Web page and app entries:

>>>>>

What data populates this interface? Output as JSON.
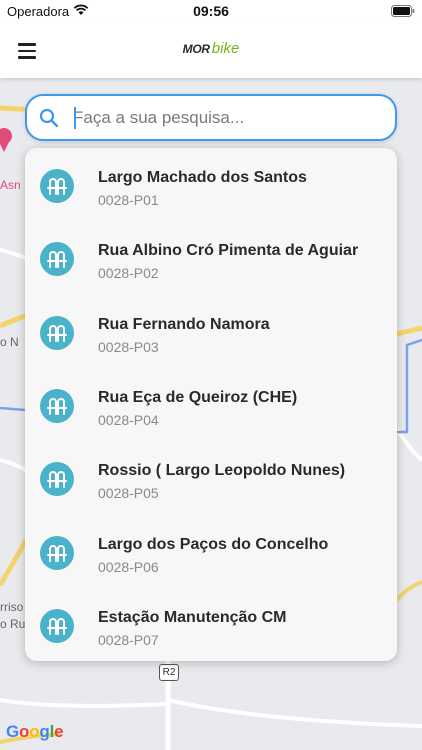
{
  "status_bar": {
    "carrier": "Operadora",
    "time": "09:56"
  },
  "header": {
    "brand_mor": "MOR",
    "brand_bike": "bike"
  },
  "search": {
    "placeholder": "Faça a sua pesquisa...",
    "value": ""
  },
  "results": [
    {
      "name": "Largo Machado dos Santos",
      "code": "0028-P01"
    },
    {
      "name": "Rua Albino Cró Pimenta de Aguiar",
      "code": "0028-P02"
    },
    {
      "name": "Rua Fernando Namora",
      "code": "0028-P03"
    },
    {
      "name": "Rua Eça de Queiroz (CHE)",
      "code": "0028-P04"
    },
    {
      "name": "Rossio ( Largo Leopoldo Nunes)",
      "code": "0028-P05"
    },
    {
      "name": "Largo dos Paços do Concelho",
      "code": "0028-P06"
    },
    {
      "name": "Estação Manutenção CM",
      "code": "0028-P07"
    }
  ],
  "map": {
    "labels": {
      "asn": "Asn",
      "o_n": "o N",
      "rriso": "rriso",
      "o_ru": "o Ru"
    },
    "road_shield": "R2",
    "attribution_letters": [
      "G",
      "o",
      "o",
      "g",
      "l",
      "e"
    ],
    "attribution_colors": [
      "#4285F4",
      "#EA4335",
      "#FBBC05",
      "#4285F4",
      "#34A853",
      "#EA4335"
    ]
  },
  "colors": {
    "accent": "#3b9af0",
    "station_icon": "#4bb3c9",
    "brand_green": "#7ab317"
  },
  "icons": {
    "menu": "hamburger-icon",
    "search": "search-icon",
    "station": "bike-rack-icon",
    "wifi": "wifi-icon",
    "battery": "battery-icon"
  }
}
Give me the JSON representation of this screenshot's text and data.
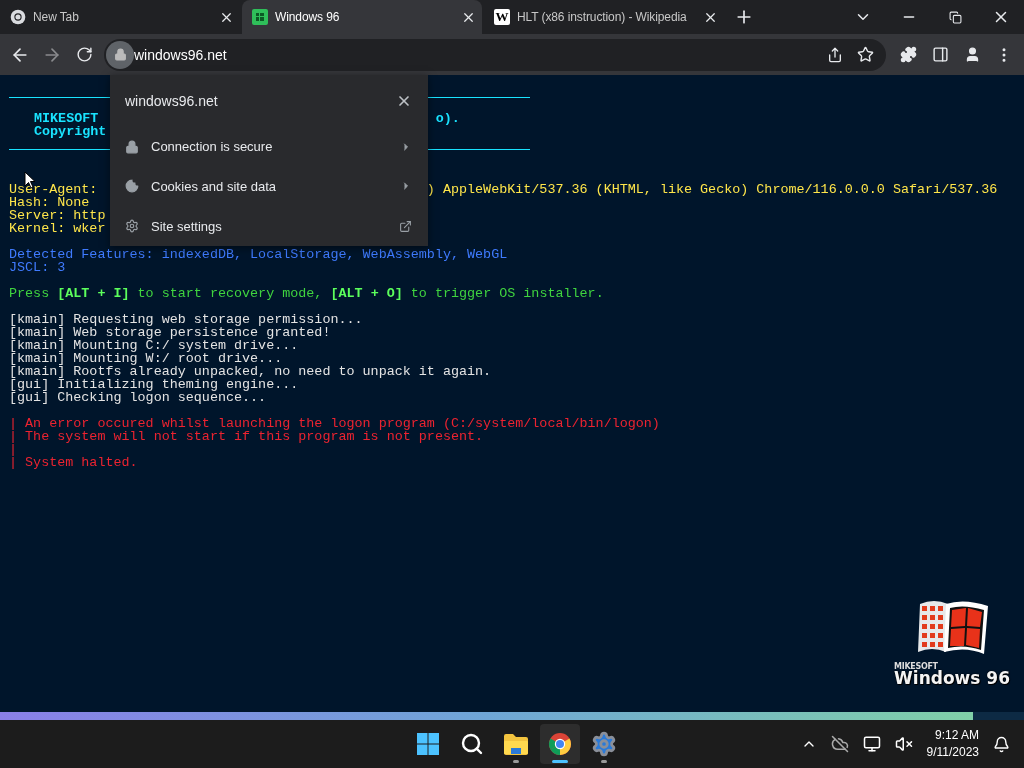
{
  "browser": {
    "tabs": [
      {
        "title": "New Tab",
        "selected": false
      },
      {
        "title": "Windows 96",
        "selected": true
      },
      {
        "title": "HLT (x86 instruction) - Wikipedia",
        "icon_text": "W",
        "selected": false
      }
    ],
    "address": "windows96.net"
  },
  "site_popup": {
    "title": "windows96.net",
    "items": [
      {
        "label": "Connection is secure",
        "kind": "submenu"
      },
      {
        "label": "Cookies and site data",
        "kind": "submenu"
      },
      {
        "label": "Site settings",
        "kind": "external"
      }
    ]
  },
  "terminal": {
    "blocks": [
      {
        "kind": "header",
        "lines": [
          {
            "text": "MIKESOFT ",
            "tail": "o)."
          },
          {
            "text": "Copyright"
          }
        ]
      },
      {
        "kind": "info",
        "lines": [
          {
            "text": "User-Agent:",
            "tail": ") AppleWebKit/537.36 (KHTML, like Gecko) Chrome/116.0.0.0 Safari/537.36"
          },
          {
            "text": "Hash: None"
          },
          {
            "text": "Server: http"
          },
          {
            "text": "Kernel: wker"
          }
        ]
      },
      {
        "kind": "feature",
        "lines": [
          {
            "text": "Detected Features: indexedDB, LocalStorage, WebAssembly, WebGL"
          },
          {
            "text": "JSCL: 3"
          }
        ]
      },
      {
        "kind": "hint",
        "lines": [
          {
            "text": "Press **[ALT + I]** to start recovery mode, **[ALT + O]** to trigger OS installer."
          }
        ]
      },
      {
        "kind": "log",
        "lines": [
          {
            "text": "[kmain] Requesting web storage permission..."
          },
          {
            "text": "[kmain] Web storage persistence granted!"
          },
          {
            "text": "[kmain] Mounting C:/ system drive..."
          },
          {
            "text": "[kmain] Mounting W:/ root drive..."
          },
          {
            "text": "[kmain] Rootfs already unpacked, no need to unpack it again."
          },
          {
            "text": "[gui] Initializing theming engine..."
          },
          {
            "text": "[gui] Checking logon sequence..."
          }
        ]
      },
      {
        "kind": "error",
        "lines": [
          {
            "text": "| An error occured whilst launching the logon program (C:/system/local/bin/logon)"
          },
          {
            "text": "| The system will not start if this program is not present."
          },
          {
            "text": "|"
          },
          {
            "text": "| System halted."
          }
        ]
      }
    ]
  },
  "progress": {
    "level": 0.95
  },
  "logo": {
    "brand": "MIKESOFT",
    "name": "Windows 96"
  },
  "taskbar": {
    "apps": [
      {
        "kind": "start",
        "selected": false,
        "running": false
      },
      {
        "kind": "search",
        "selected": false,
        "running": false
      },
      {
        "kind": "folder",
        "selected": false,
        "running": true
      },
      {
        "kind": "chrome",
        "selected": true,
        "running": true
      },
      {
        "kind": "settings",
        "selected": false,
        "running": true
      }
    ],
    "time": "9:12 AM",
    "date": "9/11/2023"
  }
}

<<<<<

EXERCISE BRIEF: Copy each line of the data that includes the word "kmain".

ANSWER BOX:
            "text": "[kmain] Requesting web storage permission..."
            "text": "[kmain] Web storage persistence granted!"
            "text": "[kmain] Mounting C:/ system drive..."
            "text": "[kmain] Mounting W:/ root drive..."
            "text": "[kmain] Rootfs already unpacked, no need to unpack it again."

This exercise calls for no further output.